Finally, a peculiar and interesting observation was made at 1541 (-67º 48.02′S; -73º 38.70′W). Several splashes were seen ahead of the vessel. As we got closer to these splashes, we still could not identify the animal. It was unlikely to be a baleen whale given the velocity of the movement, but it was big enough to resemble a small whale. Since a number of seals were observed during the day and within the area, it would not be unlikely that the observation corresponded to Orca hunting behavior (going after a seal or a penguin). Unfortunately, we could not be sure about the animal identification and the sighting will remain as “unidentified cetacean”.
BIOMAPER II group report (Gareth Lawson, Peter Wiebe, Scott Gallager, Phil Alatalo, Dicky Allison, Alec Scott)

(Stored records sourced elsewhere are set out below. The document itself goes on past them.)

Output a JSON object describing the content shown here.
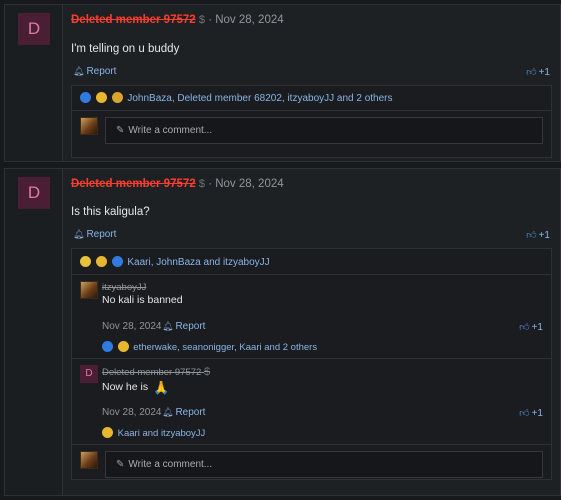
{
  "posts": [
    {
      "avatar_letter": "D",
      "author": "Deleted member 97572",
      "author_icon": "dollar-icon",
      "date_sep": "·",
      "date": "Nov 28, 2024",
      "body": "I'm telling on u buddy",
      "report_label": "Report",
      "like_label": "+1",
      "reactions_text": "JohnBaza, Deleted member 68202, itzyaboyJJ and 2 others",
      "comment_placeholder": "Write a comment..."
    },
    {
      "avatar_letter": "D",
      "author": "Deleted member 97572",
      "author_icon": "dollar-icon",
      "date_sep": "·",
      "date": "Nov 28, 2024",
      "body": "Is this kaligula?",
      "report_label": "Report",
      "like_label": "+1",
      "reactions_text": "Kaari, JohnBaza and itzyaboyJJ",
      "comment_placeholder": "Write a comment...",
      "replies": [
        {
          "author": "itzyaboyJJ",
          "body": "No kali is banned",
          "date": "Nov 28, 2024",
          "report_label": "Report",
          "like_label": "+1",
          "reactions_text": "etherwake, seanonigger, Kaari and 2 others"
        },
        {
          "avatar_letter": "D",
          "author": "Deleted member 97572",
          "body": "Now he is",
          "body_emoji": "🙏",
          "date": "Nov 28, 2024",
          "report_label": "Report",
          "like_label": "+1",
          "reactions_text": "Kaari and itzyaboyJJ"
        }
      ]
    }
  ],
  "colors": {
    "background": "#17191c",
    "panel": "#1e2124",
    "link": "#8ab4e6",
    "deleted_name": "#ff3d2e",
    "avatar_bg": "#4a1f33",
    "avatar_fg": "#e07aa8"
  }
}
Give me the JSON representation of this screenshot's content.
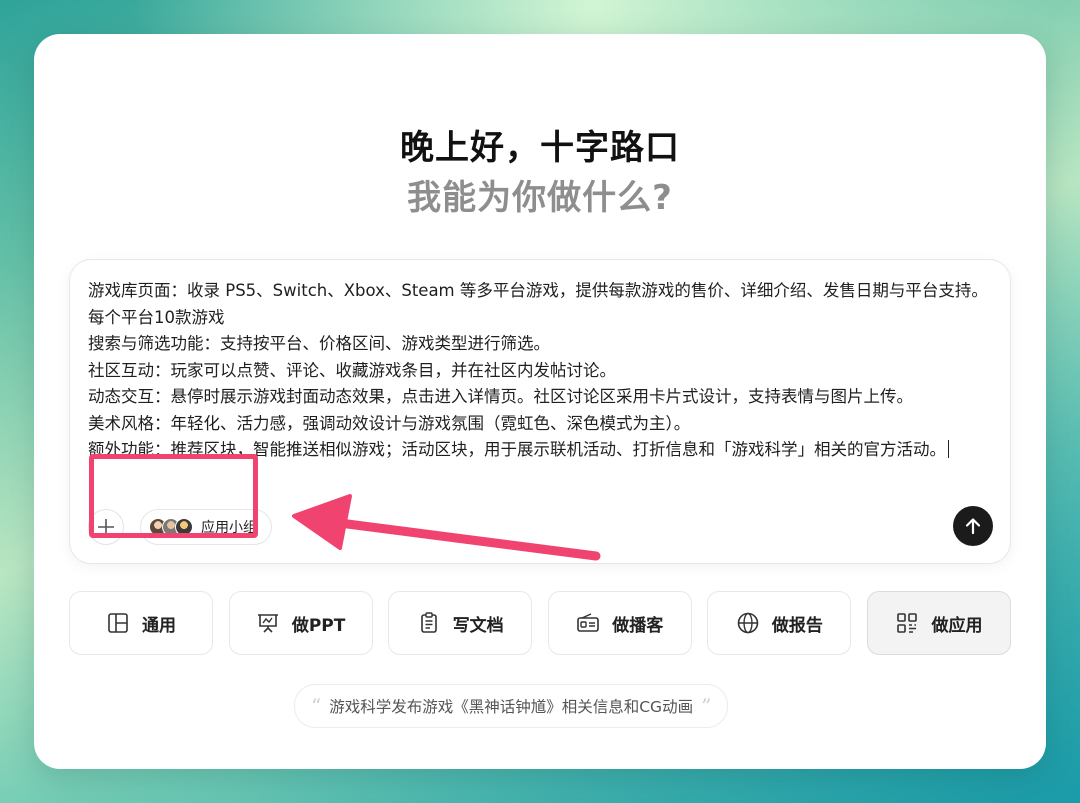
{
  "header": {
    "greeting": "晚上好，十字路口",
    "subgreeting": "我能为你做什么?"
  },
  "composer": {
    "lines": [
      "游戏库页面：收录 PS5、Switch、Xbox、Steam 等多平台游戏，提供每款游戏的售价、详细介绍、发售日期与平台支持。每个平台10款游戏",
      "搜索与筛选功能：支持按平台、价格区间、游戏类型进行筛选。",
      "社区互动：玩家可以点赞、评论、收藏游戏条目，并在社区内发帖讨论。",
      "动态交互：悬停时展示游戏封面动态效果，点击进入详情页。社区讨论区采用卡片式设计，支持表情与图片上传。",
      "美术风格：年轻化、活力感，强调动效设计与游戏氛围（霓虹色、深色模式为主）。",
      "额外功能：推荐区块，智能推送相似游戏；活动区块，用于展示联机活动、打折信息和「游戏科学」相关的官方活动。"
    ],
    "add_icon": "plus-icon",
    "group_chip_label": "应用小组",
    "send_icon": "arrow-up-icon"
  },
  "modes": [
    {
      "label": "通用",
      "icon": "layout-icon",
      "active": false
    },
    {
      "label": "做PPT",
      "icon": "presentation-icon",
      "active": false
    },
    {
      "label": "写文档",
      "icon": "clipboard-icon",
      "active": false
    },
    {
      "label": "做播客",
      "icon": "radio-icon",
      "active": false
    },
    {
      "label": "做报告",
      "icon": "globe-icon",
      "active": false
    },
    {
      "label": "做应用",
      "icon": "apps-grid-icon",
      "active": true
    }
  ],
  "suggestion": {
    "open_quote": "“",
    "text": "游戏科学发布游戏《黑神话钟馗》相关信息和CG动画",
    "close_quote": "”"
  },
  "colors": {
    "highlight": "#f0436f",
    "send_button": "#1b1b1b"
  }
}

Early in the morning of August 24, BIOMAPER II was deployed in the water for a towyo between stations 63 and 62. The shallow scattering layer that has been present for the past many days was still evident, associated with the top of the pycnocline at 60 m. At times this layer was quite dense, reaching backscattering levels as high as -70 dB, rather than its usual -75 to -80 dB. Observations made with the VPR suggest that this layer was composed of copepods (including Calanus), diatoms, radiolarians, chaetognaths, and tomopterid worms. A number of small (perhaps juvenile) krill images were captured at the end of the transect, while the towbody was in a particularly dense portion of the surface layer. It is important to note that when we use the term krill, we are referring to all kinds of euphausiids. In addition to our target species, Euphausia superba, there are at least four other euphausiid species known to co-exist in this region, Thysanoessa spp. being the most common. The latter species have a bi-lobed eye which is easy to discern in the VPR images from this and the last three cruises, provided that the eye is clearly evident in the captured image.

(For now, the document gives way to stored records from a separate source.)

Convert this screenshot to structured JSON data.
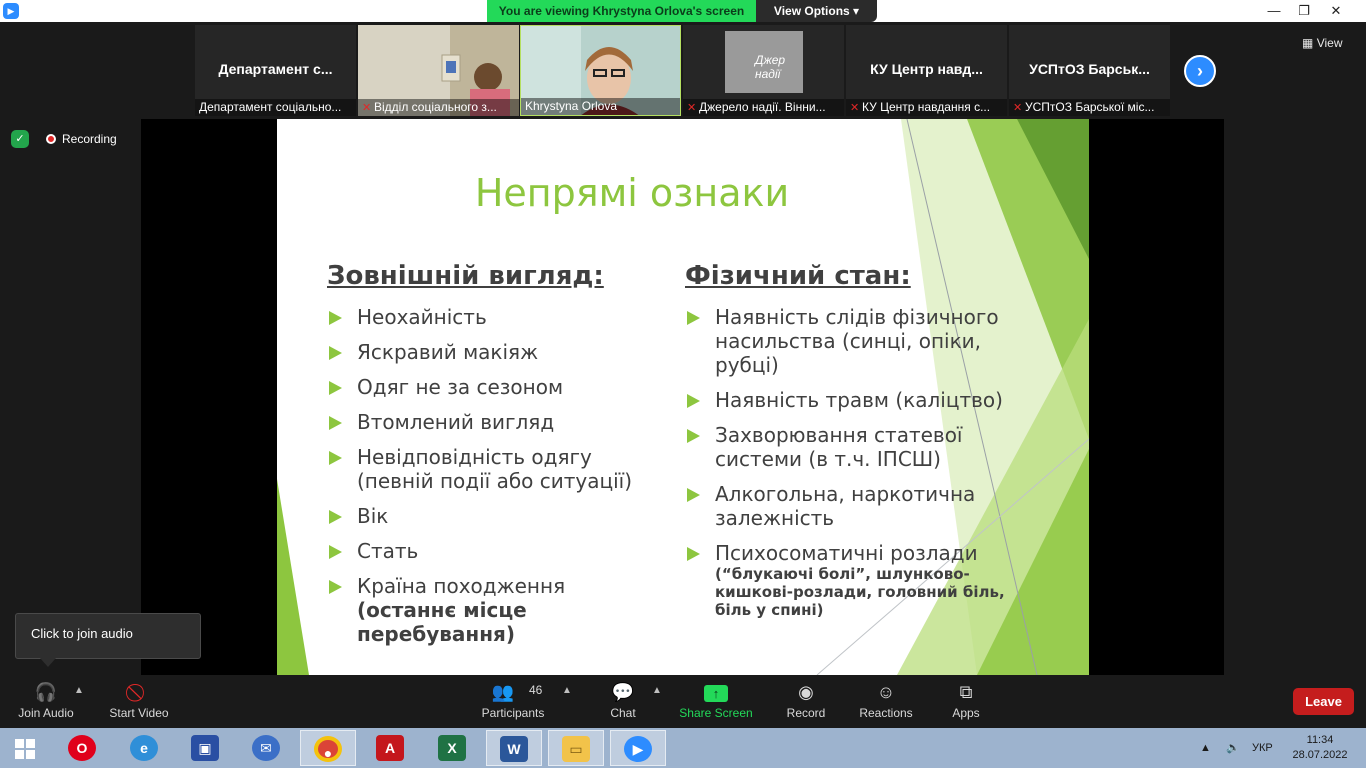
{
  "window": {
    "banner": "You are viewing Khrystyna Orlova's screen",
    "view_options": "View Options",
    "controls": {
      "minimize": "—",
      "restore": "❐",
      "close": "✕"
    }
  },
  "strip": {
    "view_label": "View",
    "tiles": [
      {
        "name": "Департамент  с...",
        "label": "Департамент соціально...",
        "muted": false
      },
      {
        "name": "",
        "label": "Відділ соціального з...",
        "muted": true
      },
      {
        "name": "",
        "label": "Khrystyna Orlova",
        "muted": false
      },
      {
        "name": "",
        "label": "Джерело надії. Вінни...",
        "muted": true,
        "logo": "Джер надії"
      },
      {
        "name": "КУ Центр навд...",
        "label": "КУ Центр навдання с...",
        "muted": true
      },
      {
        "name": "УСПтОЗ  Барськ...",
        "label": "УСПтОЗ Барської міс...",
        "muted": true
      }
    ]
  },
  "recording": {
    "label": "Recording"
  },
  "slide": {
    "title": "Непрямі ознаки",
    "left_heading": "Зовнішній вигляд:",
    "left_items": [
      "Неохайність",
      "Яскравий макіяж",
      "Одяг не за сезоном",
      "Втомлений вигляд",
      "Невідповідність одягу (певній події або ситуації)",
      "Вік",
      "Стать"
    ],
    "left_last_item": {
      "text": "Країна походження ",
      "bold": "(останнє місце перебування)"
    },
    "right_heading": "Фізичний стан:",
    "right_items": [
      "Наявність слідів фізичного насильства (синці, опіки, рубці)",
      "Наявність травм (каліцтво)",
      "Захворювання статевої системи (в т.ч. ІПСШ)",
      "Алкогольна,  наркотична залежність"
    ],
    "right_last_item": {
      "text": "Психосоматичні розлади",
      "sub": "(“блукаючі болі”, шлунково-кишкові-розлади, головний біль, біль у спині)"
    }
  },
  "audio_tooltip": "Click to join audio",
  "toolbar": {
    "join_audio": "Join Audio",
    "start_video": "Start Video",
    "participants": "Participants",
    "participants_count": "46",
    "chat": "Chat",
    "share_screen": "Share Screen",
    "record": "Record",
    "reactions": "Reactions",
    "apps": "Apps",
    "leave": "Leave"
  },
  "taskbar": {
    "language": "УКР",
    "time": "11:34",
    "date": "28.07.2022"
  },
  "colors": {
    "accent_green": "#8dc63f",
    "zoom_blue": "#2d8cff",
    "banner_green": "#23d959",
    "leave_red": "#c51d1d"
  }
}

There was also some very limited suggestion of enhanced backscatter at some points along the transect near 300 m, but nothing nearly as strong as the distinct patches and layers we observed on earlier towyos at this depth. VPR images indicated that below 200 m, a diverse species assemblage was present, including medusae, radiolarians, worms, and copepods. We also observed one adult krill at 160 m depth. The entire tow was in deep water, so we didn’t observe the bottom and therefore could not determine whether a bottom layer was present.
Later in the day, between 1430 and 1730, we had a second towyo from station 62 to 48. Interestingly, on this occasion the shallow scattering layer present between 60 and 120 m depth was far more diffuse than on previous tows. VPR observations in this depth range again indicated the presence of copepods, diatoms, larvaceans, and radiolarians. A number of very dense (up to -50 dB) krill-like patches were present between 250 and 300 m, but we didn’t manage to make any observations with the VPR within these aggregations. A reasonably dense layer was also present from the bottom (400 m) to 60 m above-bottom. This layer was beyond the maximum depth attainable by the BIOMAPER II, so we couldn’t determine its composition with the VPR; hopefully, future MOCNESS net tows will reveal what’s hiding down there.